This project is a continuation of a study designed by lobster trapper Chris Miller, Professor Hunter Lenihan and students (Abramson et al. 2005) of the Bren School-UCSB that quantified landings values from areas now designated as no-take fishing reserves and compared these with areas still fished. Abramson et al. created a CA Fish and Game logbook landmark database linked with landings receipts for Northern Channel Islands fishing blocks. In this study we expand our focus to include the Santa Barbara and Ventura county coastal blocks and adding data from the 03/04, 04/05, and 05/06 seasons to provide before versus after reserve comparisons. We will investigate trends in geographic, individual and group production, earnings, and effort. We will follow up with local trapper interviews to provide context for the observed trends.

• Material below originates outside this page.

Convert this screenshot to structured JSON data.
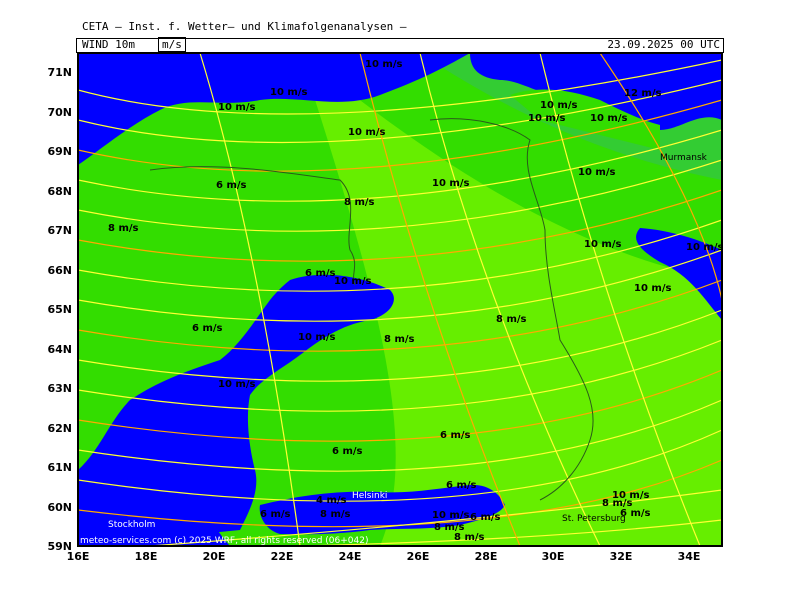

Research Objectives

Researcher interviewing a lobsterfisherman

This study's concept and design were generated by fishery leaders due to their concerns regarding the establishment of the CISMR. To date, this is the only study that directly addresses a commercial fishery operating around the Channel Islands. Our project stands to strengthen the evolving research collaboration between CALobster participants by advancing the scientific discussion of reserve effects on local fisheries. The data from this study will be available for future use by CALobster in an adaptive process to better inform California lobster fishery management decisions and reserve design. Finally, we will develop monitoring methodology that can be used for other fisheries within the CISMR and for reserve impact assessment in the Central Coast and Northern Channel Islands.

Contact

Carla Guenther
Phone: (805) 893-5054
Email: cguenther@bren.ucsb.edu

Project Timeline

Interviews are scheduled for March 2007 through September 2007
Results to be expected by February 2008

Contributors

  • Kristine Barsky, California Department of Fish and Game
  • Darren Hardy, UC Santa Barbara
  • David Carr, UC Santa Barbara
  • Chris Costello, UC Santa Barbara
  • Channel Islands, Ventura and Santa Barbara Lobster Fishermen
  • Carrie Pomeroy, California Sea Grant
  • John Richards, California Sea Grant

Funding

The California Environmental Quality Initiative